Young athletes light London 2012 Olympic flame
The Queen has declared the London Olympics officially open, before seven young athletes were given the honour of lighting the ceremonial flame.
The show featured British celebrities and sportspeople, including David Beck ham and Bradley Wiggins, and screen characters Mr Bean and James Bond.
In a speech watched around the world, Games chief Jacques Rogge said: “The Olympic Games are coming home tonight.”
Flag-bearer Sir Chris Hoy earlier led out Team GB to cheers and applause.
The identity of who was to light the symbolic flame was shrouded in secrecy ahead of the ceremony.
The group of seven, chosen by British Olympic champions, each lit a single tiny flame on the ground, igniting 205 petals, one for each competing nation or territory.
Long stems then rose towards each other to form a cauldron, signifying unity.
The flame made a dramatic arrival via the Thames on a speedboat carrying Beck ham, who handed the torch to Sir Steve Redgrave.
The show, billed as a quirky take on UK life, started with iconic images of London and Britain being beamed to the world, and all four countries of the UK being represented in song.
The field at the stadium in Stratford, east London, was turned into a green meadow, with sheep, horses, chickens, ducks and geese, among the cast.
The show took the watching world through “great revolutions in British society”, from an agricultural setting through to the Industrial Revolution itself.
Steelworkers began forging material that transformed into golden Olympic rings, which appeared to float into the air to be suspended above the performers.
‘Evening Mr Bond’

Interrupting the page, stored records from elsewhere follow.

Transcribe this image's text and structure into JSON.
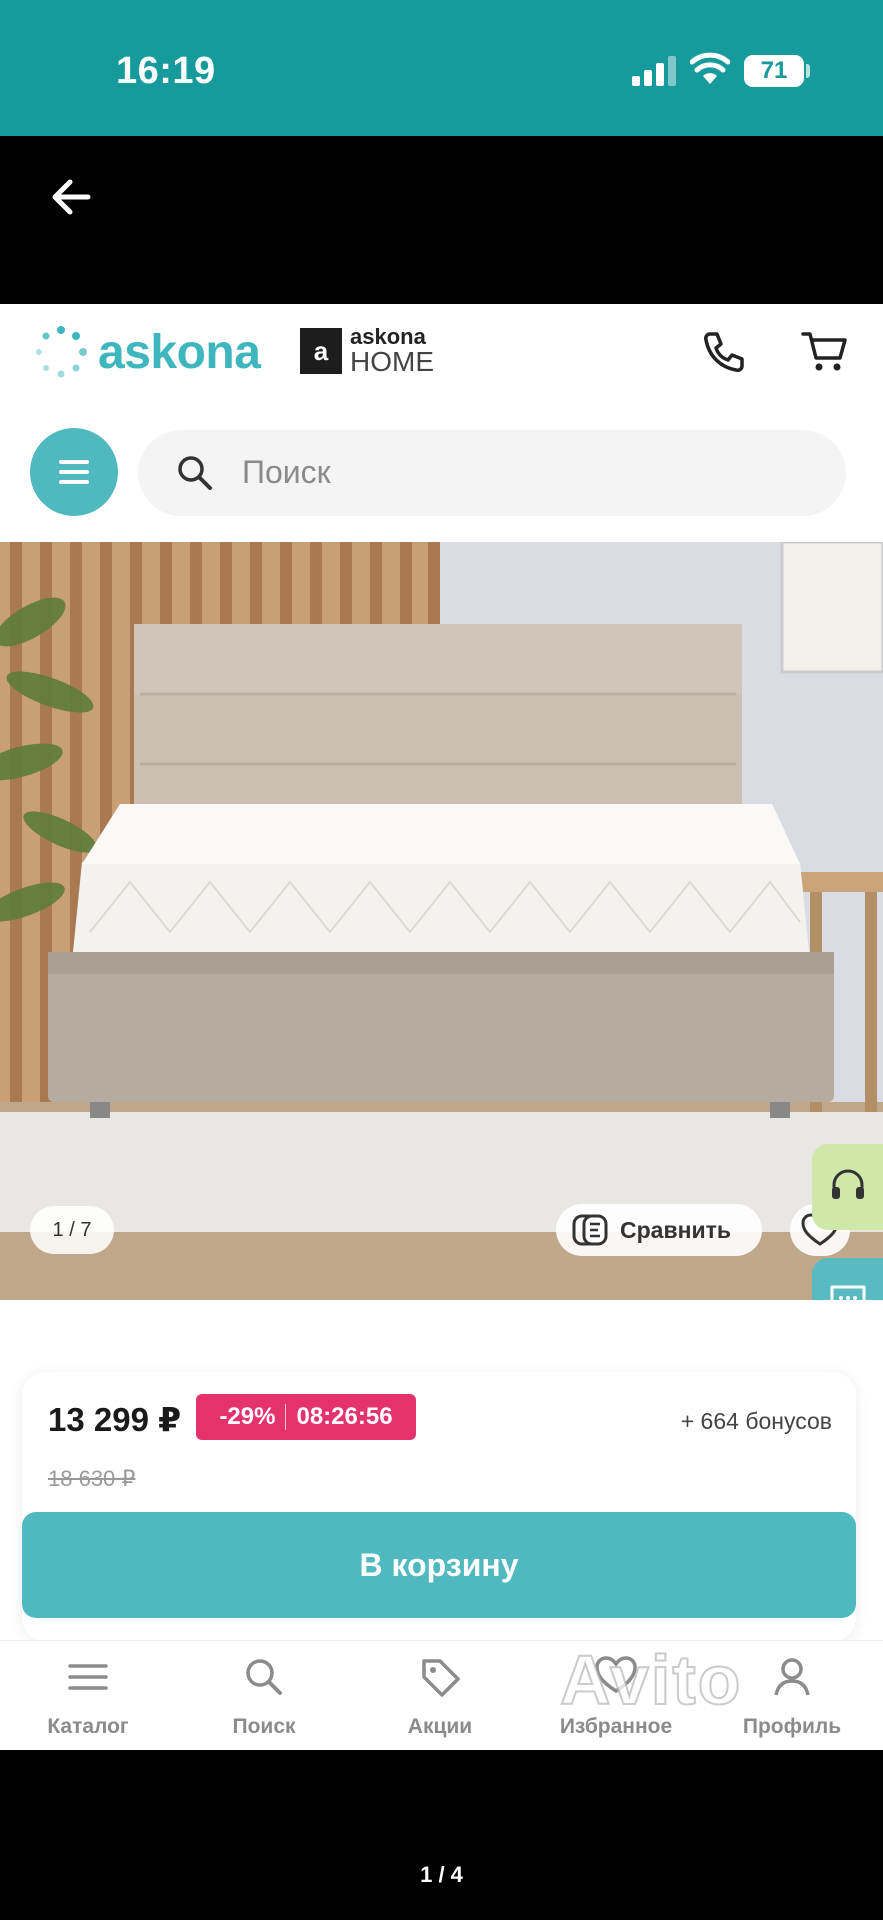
{
  "status_bar": {
    "time": "16:19",
    "battery": "71"
  },
  "header": {
    "logo": "askona",
    "home_logo_box": "a",
    "home_logo_top": "askona",
    "home_logo_bottom": "HOME"
  },
  "search": {
    "placeholder": "Поиск"
  },
  "gallery": {
    "counter": "1 / 7",
    "compare_label": "Сравнить"
  },
  "price_card": {
    "price": "13 299 ₽",
    "discount": "-29%",
    "timer": "08:26:56",
    "bonus": "+ 664 бонусов",
    "old_price": "18 630 ₽",
    "cart_button": "В корзину"
  },
  "bottom_nav": [
    {
      "label": "Каталог",
      "icon": "menu-icon"
    },
    {
      "label": "Поиск",
      "icon": "search-icon"
    },
    {
      "label": "Акции",
      "icon": "tag-icon"
    },
    {
      "label": "Избранное",
      "icon": "heart-icon"
    },
    {
      "label": "Профиль",
      "icon": "user-icon"
    }
  ],
  "watermark": "Avito",
  "viewer_counter": "1 / 4",
  "colors": {
    "brand_teal": "#4fb9bf",
    "status_teal": "#169a9c",
    "discount_pink": "#e4326d"
  }
}
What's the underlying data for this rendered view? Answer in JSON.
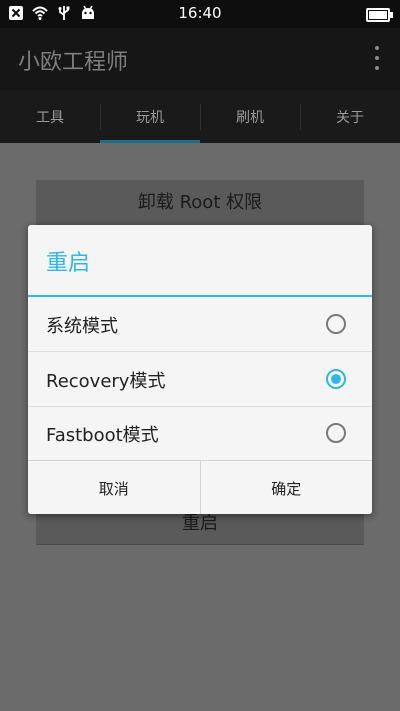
{
  "status_bar": {
    "time": "16:40",
    "icons": [
      "close-box-icon",
      "wifi-icon",
      "usb-icon",
      "android-icon"
    ],
    "battery_level": 1.0
  },
  "app_bar": {
    "title": "小欧工程师"
  },
  "tabs": [
    {
      "label": "工具"
    },
    {
      "label": "玩机"
    },
    {
      "label": "刷机"
    },
    {
      "label": "关于"
    }
  ],
  "background": {
    "top_button": "卸载 Root 权限",
    "bottom_button": "重启"
  },
  "dialog": {
    "title": "重启",
    "options": [
      {
        "label": "系统模式",
        "checked": false
      },
      {
        "label": "Recovery模式",
        "checked": true
      },
      {
        "label": "Fastboot模式",
        "checked": false
      }
    ],
    "cancel_label": "取消",
    "confirm_label": "确定"
  },
  "colors": {
    "accent": "#33b5e5",
    "tab_indicator": "#1f6f85"
  }
}
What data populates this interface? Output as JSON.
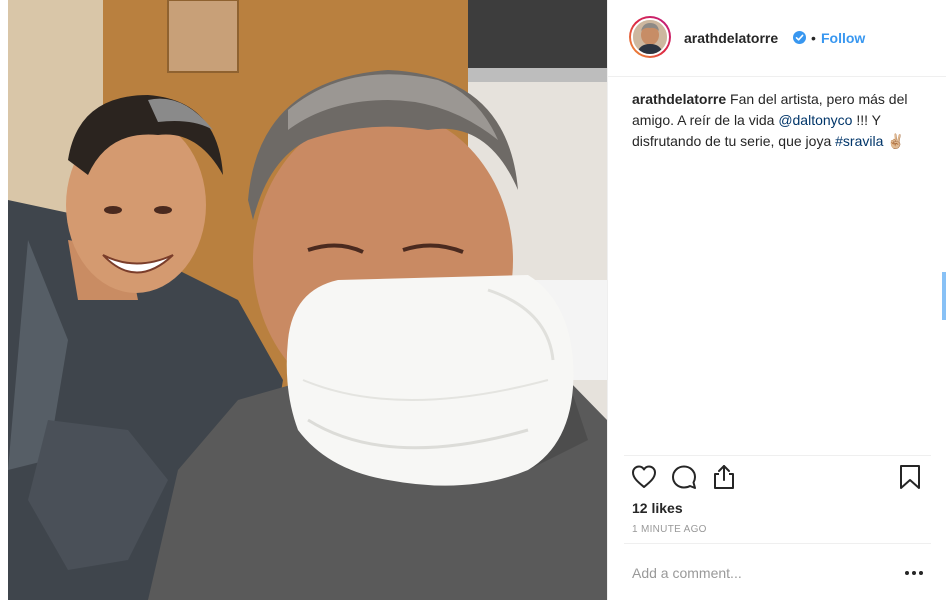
{
  "post": {
    "username": "arathdelatorre",
    "verified": true,
    "follow_label": "Follow",
    "separator": "•",
    "caption": {
      "username": "arathdelatorre",
      "text_1": " Fan del artista, pero más del amigo. A reír de la vida ",
      "mention": "@daltonyco",
      "text_2": " !!! Y disfrutando de tu serie, que joya ",
      "hashtag": "#sravila",
      "emoji": " ✌🏼"
    },
    "likes": "12 likes",
    "timestamp": "1 MINUTE AGO",
    "comment": {
      "placeholder": "Add a comment..."
    }
  },
  "icons": {
    "verified": "verified-badge-icon",
    "like": "heart-icon",
    "comment": "comment-bubble-icon",
    "share": "share-icon",
    "save": "bookmark-icon",
    "more": "more-options-icon"
  },
  "colors": {
    "link_blue": "#3897f0",
    "mention_blue": "#003569",
    "text": "#262626",
    "muted": "#999999",
    "border": "#efefef"
  }
}
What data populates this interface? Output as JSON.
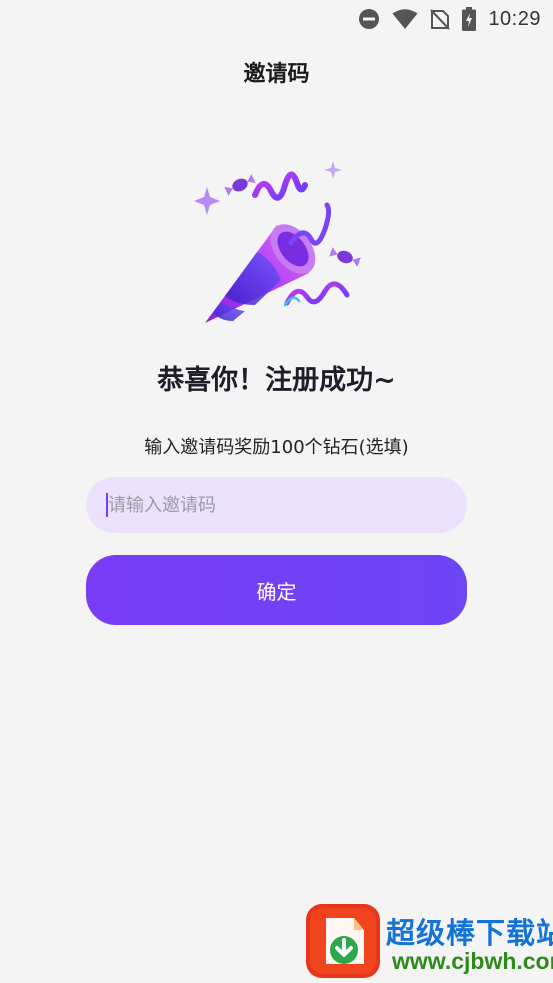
{
  "status_bar": {
    "time": "10:29",
    "icons": [
      "do-not-disturb-icon",
      "wifi-icon",
      "no-sim-icon",
      "battery-charging-icon"
    ]
  },
  "header": {
    "title": "邀请码"
  },
  "main": {
    "illustration": "party-popper-icon",
    "headline": "恭喜你！注册成功~",
    "subtitle": "输入邀请码奖励100个钻石(选填)",
    "invite_input": {
      "value": "",
      "placeholder": "请输入邀请码"
    },
    "confirm_label": "确定"
  },
  "watermark": {
    "title": "超级棒下载站",
    "url": "www.cjbwh.com"
  },
  "colors": {
    "background": "#f4f4f4",
    "accent": "#7a3cf6",
    "input_background": "#ece1fc"
  }
}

There were cheers too as the crowd saw a film featuring an unlikely meeting between the Queen and 007 agent James Bond.
“Good evening Mr Bond,” the Queen said in the clip, before they left together, apparently heading towards the Olympic Stadium in a helicopter.
A helicopter then flew over the stadium to the sound of the Bond theme tune, as two figures parachuted down, one dressed as the monarch.
As if by magic, the Queen appeared in the stands – part of a crowd of about 80,000 – amid cheers.
Mr Bond was not the only much-loved British character to take part. Mr Bean prompted laughter when he stepped up to command an orchestra playing the iconic Chariots of Fire theme.
The ceremony also celebrated the National Health Service by featuring a cast of more than 1,000 volunteers recruited from hospitals across the country, including Great Ormond Street children’s hospital in London.
All the action was played out to a soundtrack of some of Britain’s most iconic bands – including the Clash, the Rolling Stones, Queen, the Sex Pistols and David Bowie – with Sir Paul McCartney performing live at the close of the show.
The athletes taking part in the Games – led, as tradition dictates, by the Olympics’ spiritual home Greece – made laps of the stadium bearing their nations’ flags.
A Red Arrows fly-past marked the start of the pre-show at the symbolic time of 20:12 BST (19:12 GMT).
And Wiggins, wearing a yellow jersey, rang the largest harmonically tuned bell in the world to launch the opening ceremony.
As the show, named the Isles of Wonder, began, its artistic director Danny Boyle pledged a ceremony with a theme of “this is for everyone”.
The Oscar-winning film director later tweeted: “Thank you, everyone, for your kind words! Means the world to me.”
Earlier, crowds of people, many of them dressed in their nation’s colours, streamed into the Olympic Park for the show.
The BBC’s Claire Heald, at the stadium, says transport ran smoothly and the crowds moved quickly through security.
The day of celebration began at 08:12 BST (07:12 GMT) with a mass bell ringing. Big Ben rang for three minutes for the first time since King George VI’s funeral in 1952.
In other developments:
A number of cyclists were arrested during scuffles with police close to the Olympic Stadium as the opening ceremony got under way
A celebratory concert featuring Paolo Nutini, Snow Patrol, Stereophonics and Duran Duran was held in Hyde Park
Culture Secretary Jeremy Hunt narrowly avoided hitting a group of women with a bell after it flew off its handle on HMS Belfast during the co-ordinated ringing – he called the moment a “classic”
The three-and-a-half hour show was rehearsed more than 200 times, with each of the 7,500 volunteers spending on average 150 hours practising during the build-up.
And 12,956 props were used, with the event also boasting a million-watt PA system using more than 500 speakers.
Thousands of fans also gathered at other outdoor locations across the capital to watch the show on big screens.
BBC / Pix by Getty Images